The OHA points out that is a large dividend that the government has been able to apply to other community-based health services. While the OHA is generally supportive of the government’s numerous system reforms, they note “it is too early to rely on them to bridge this foreseeable gap” in hospital funding.
It is the first time we’ve seen the OHA publicly express concern about their bed counts, noting in their presentation that among developed countries only Mexico and Chile have fewer beds per capita than Ontario.
The OHA also wants a more “flexible payment system” for fee-for-service funding targeted to non-elective procedures. At present “quality-based procedures” are capped for each hospital. When Hamilton St. Joseph’s announced they were going to cancel 600 cataract surgeries early last week, that’s what happens when you hit that cap. (In the end the government relented and found more cataract money for the Hamilton Niagara Haldimand Brant LHIN). As politically difficult as the cancellation of hundreds of cataract surgeries can be, non-elective surgery is where the rubber can hit the road. The OHA points out that fee for service caps on funding around congestive heart failure are “typically beyond a hospital’s direct control, as patients must be care for as they are admitted through the emergency room.”
While the OHA makes two important points here, we think the third plank of their presentation needs a rethink.
Tired of trying to rig the arbitration process against workers (noticeably absent in this year’s presentation) the OHA now wants to mess with the Public Sector Labour Relations Transition Act (PSLRTA).

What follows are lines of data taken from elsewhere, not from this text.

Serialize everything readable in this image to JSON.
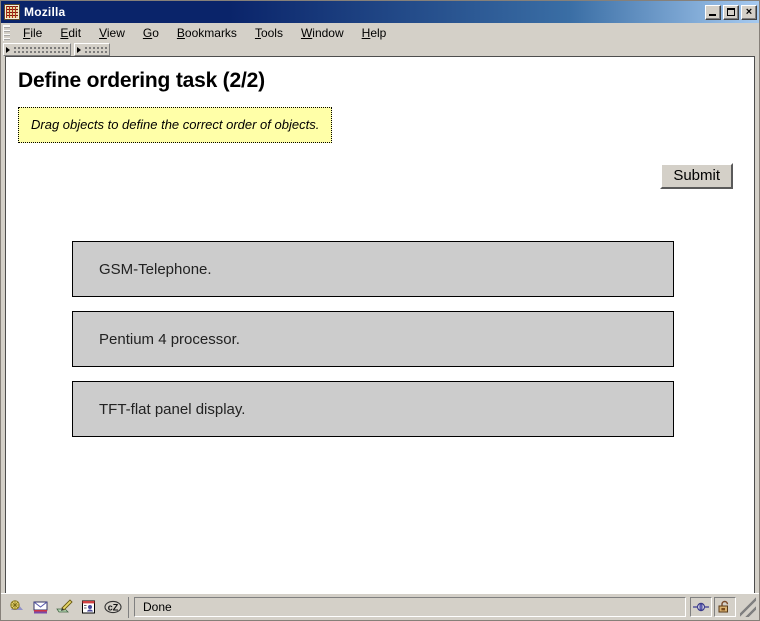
{
  "window": {
    "title": "Mozilla",
    "icon": "mozilla-icon",
    "minimize_label": "",
    "maximize_label": "",
    "close_label": "×"
  },
  "menubar": {
    "items": [
      {
        "label": "File",
        "accel": "F"
      },
      {
        "label": "Edit",
        "accel": "E"
      },
      {
        "label": "View",
        "accel": "V"
      },
      {
        "label": "Go",
        "accel": "G"
      },
      {
        "label": "Bookmarks",
        "accel": "B"
      },
      {
        "label": "Tools",
        "accel": "T"
      },
      {
        "label": "Window",
        "accel": "W"
      },
      {
        "label": "Help",
        "accel": "H"
      }
    ]
  },
  "page": {
    "title": "Define ordering task (2/2)",
    "hint": "Drag objects to define the correct order of objects.",
    "submit_label": "Submit",
    "items": [
      {
        "label": "GSM-Telephone."
      },
      {
        "label": "Pentium 4 processor."
      },
      {
        "label": "TFT-flat panel display."
      }
    ]
  },
  "statusbar": {
    "status_text": "Done",
    "icons": [
      "browser-icon",
      "mail-icon",
      "composer-icon",
      "address-book-icon",
      "chatzilla-icon"
    ],
    "chatzilla_label": "cZ",
    "connection_icon": "connection-icon",
    "security_icon": "unlocked-padlock-icon"
  },
  "colors": {
    "titlebar_start": "#0a246a",
    "titlebar_end": "#a6caf0",
    "chrome": "#d4d0c8",
    "hint_bg": "#ffffa8",
    "item_bg": "#cccccc",
    "page_bg": "#ffffff"
  }
}
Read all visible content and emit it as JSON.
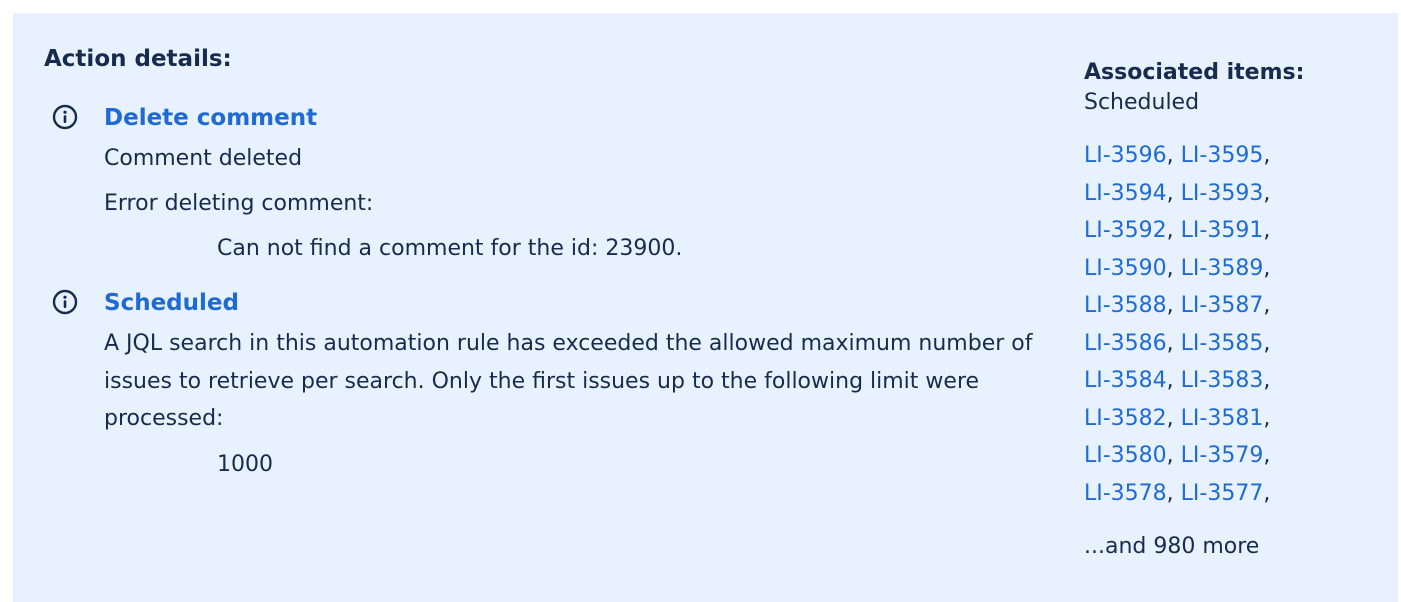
{
  "action_details": {
    "heading": "Action details:",
    "entries": [
      {
        "icon": "info-icon",
        "title": "Delete comment",
        "lines": [
          "Comment deleted",
          "Error deleting comment:"
        ],
        "indented": "Can not find a comment for the id: 23900."
      },
      {
        "icon": "info-icon",
        "title": "Scheduled",
        "paragraph": "A JQL search in this automation rule has exceeded the allowed maximum number of issues to retrieve per search. Only the first issues up to the following limit were processed:",
        "indented": "1000"
      }
    ]
  },
  "associated_items": {
    "heading": "Associated items:",
    "subheading": "Scheduled",
    "rows": [
      [
        "LI-3596",
        "LI-3595"
      ],
      [
        "LI-3594",
        "LI-3593"
      ],
      [
        "LI-3592",
        "LI-3591"
      ],
      [
        "LI-3590",
        "LI-3589"
      ],
      [
        "LI-3588",
        "LI-3587"
      ],
      [
        "LI-3586",
        "LI-3585"
      ],
      [
        "LI-3584",
        "LI-3583"
      ],
      [
        "LI-3582",
        "LI-3581"
      ],
      [
        "LI-3580",
        "LI-3579"
      ],
      [
        "LI-3578",
        "LI-3577"
      ]
    ],
    "separator": ", ",
    "trailing": ",",
    "more": "...and 980 more"
  },
  "colors": {
    "panel_background": "#e8f2fe",
    "link": "#1f6ad3",
    "text": "#172b4d"
  }
}
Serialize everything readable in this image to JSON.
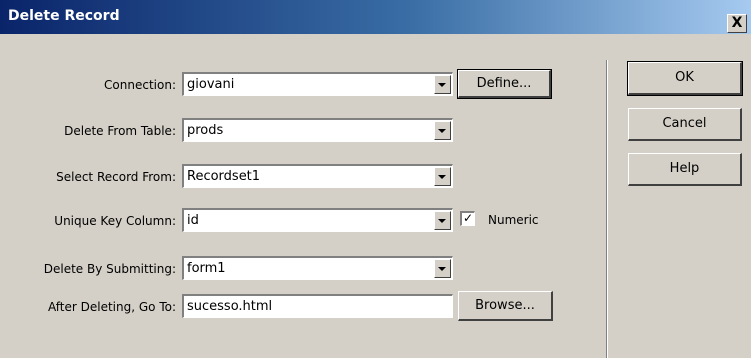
{
  "window": {
    "title": "Delete Record",
    "close_glyph": "X"
  },
  "form": {
    "connection_label": "Connection:",
    "connection_value": "giovani",
    "define_button": "Define...",
    "table_label": "Delete From Table:",
    "table_value": "prods",
    "select_record_label": "Select Record From:",
    "select_record_value": "Recordset1",
    "unique_key_label": "Unique Key Column:",
    "unique_key_value": "id",
    "numeric_label": "Numeric",
    "numeric_checked": true,
    "submit_label": "Delete By Submitting:",
    "submit_value": "form1",
    "after_label": "After Deleting, Go To:",
    "after_value": "sucesso.html",
    "browse_button": "Browse..."
  },
  "buttons": {
    "ok": "OK",
    "cancel": "Cancel",
    "help": "Help"
  },
  "icons": {
    "dropdown": "chevron-down-icon",
    "check": "check-icon",
    "close": "close-icon"
  }
}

The Act was originally drafted to facilitate the transition of skilled health professional and support staff from one health setting to another. When that takes place, the collective agreement (including wage rates) of those workers travels with them for up to a year until a new agreement can be reached or the workers vote not to have union representation.
Now the OHA suggests that if costs savings are to be maximized, that “hospitals’ employment cost structures should not also be transferred to the community sector.”

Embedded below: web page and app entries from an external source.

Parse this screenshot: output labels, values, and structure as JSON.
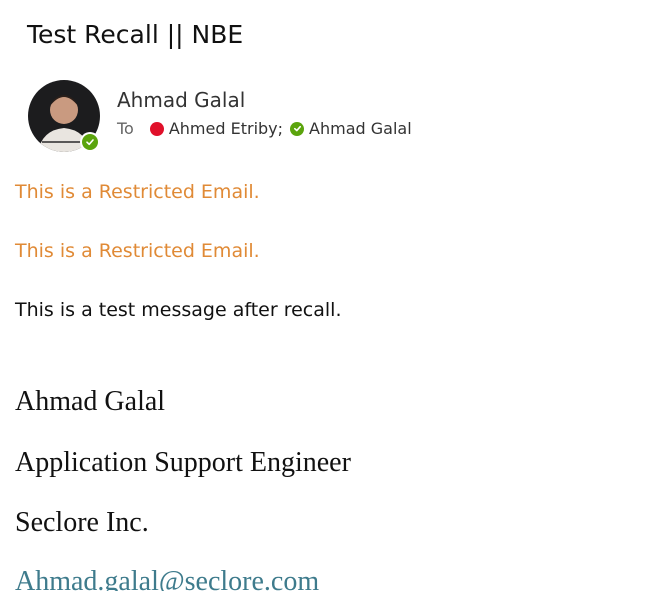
{
  "email": {
    "subject": "Test Recall || NBE",
    "sender": {
      "name": "Ahmad Galal",
      "presence": "available",
      "presence_color": "#5ba40d"
    },
    "to_label": "To",
    "recipients": [
      {
        "name": "Ahmed Etriby;",
        "status_color": "#e0102a",
        "status": "busy"
      },
      {
        "name": "Ahmad Galal",
        "status_color": "#5ba40d",
        "status": "available"
      }
    ],
    "body": {
      "restricted_line_1": "This is a Restricted Email.",
      "restricted_line_2": "This is a Restricted Email.",
      "message": "This is a test message after recall.",
      "restricted_color": "#e08a36"
    },
    "signature": {
      "name": "Ahmad Galal",
      "title": "Application Support Engineer",
      "company": "Seclore Inc.",
      "email": "Ahmad.galal@seclore.com",
      "email_color": "#3e7b8c"
    }
  }
}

Essentially the hospitals are telling the government they should pay their own transferred workers less when they arrive in the community sector. Isn’t that a kick in the pants for years of service?
Given the government is trying to sell health care professionals and skilled support staff on the benefits of moving to the community, this would poison the well and likely create additional friction around such transfers.
A cheap labour policy in health care will not work – the government should look at the incredibly high turnover of personal support workers to realize what a foolish idea this is. Imagine how it would play out for nurses, therapists, diagnostic imaging professionals and others?
Hospitals realize they have to pay market rates for needed health professionals; is it they would rather not see the community sector able to compete with them?